ACTIVITY:
Copy the lines below that contain "screenshot".

BEGIN ENTRIES SUPPLIED

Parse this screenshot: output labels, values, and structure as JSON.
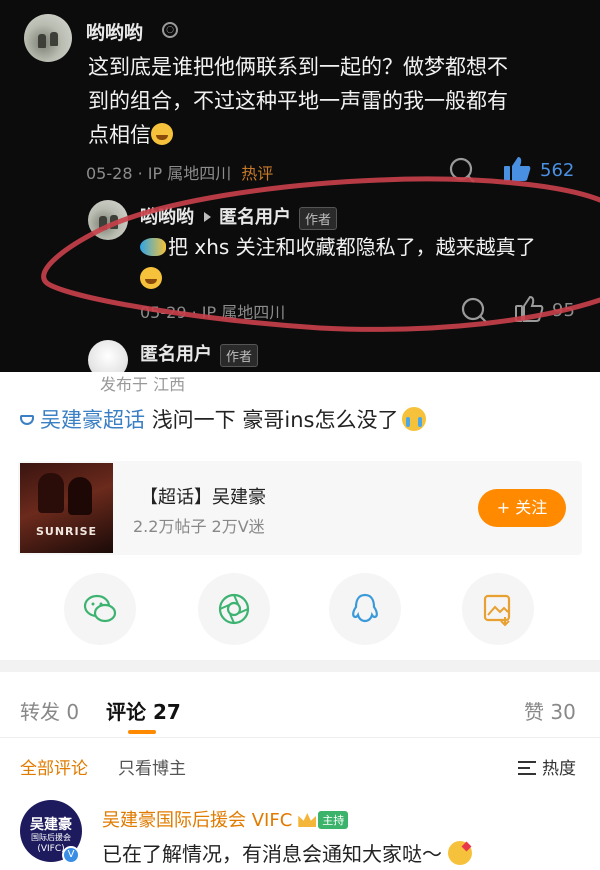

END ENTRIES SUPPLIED
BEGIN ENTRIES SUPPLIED

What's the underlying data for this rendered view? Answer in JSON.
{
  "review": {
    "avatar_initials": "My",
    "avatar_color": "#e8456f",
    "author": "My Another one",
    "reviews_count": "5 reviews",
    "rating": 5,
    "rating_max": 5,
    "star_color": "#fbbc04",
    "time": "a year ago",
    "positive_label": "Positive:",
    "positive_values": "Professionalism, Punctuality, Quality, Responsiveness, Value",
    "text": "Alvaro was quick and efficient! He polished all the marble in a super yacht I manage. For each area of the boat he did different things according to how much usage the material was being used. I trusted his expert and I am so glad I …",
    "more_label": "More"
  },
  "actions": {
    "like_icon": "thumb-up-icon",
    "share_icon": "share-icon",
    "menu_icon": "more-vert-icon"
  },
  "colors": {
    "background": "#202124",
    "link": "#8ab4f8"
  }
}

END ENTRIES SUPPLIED
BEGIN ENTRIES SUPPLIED

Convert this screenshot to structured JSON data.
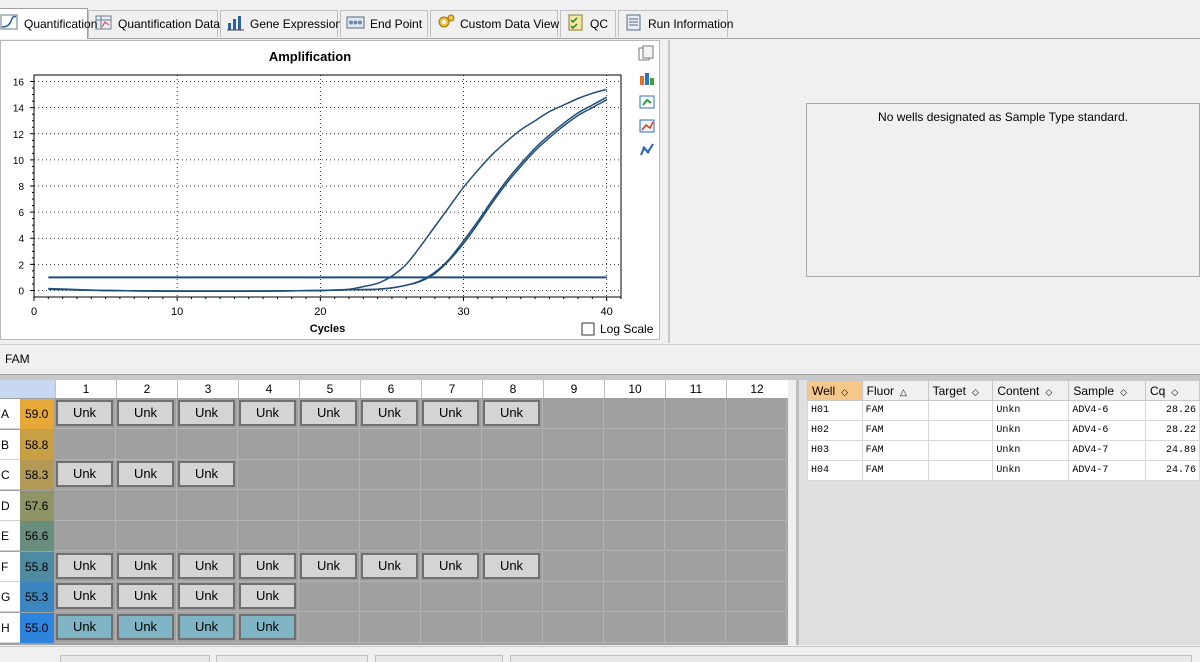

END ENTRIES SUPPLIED

ANSWER SPACE:
Parse this screenshot: output labels, values, and structure as JSON.
Convert this screenshot to structured JSON data.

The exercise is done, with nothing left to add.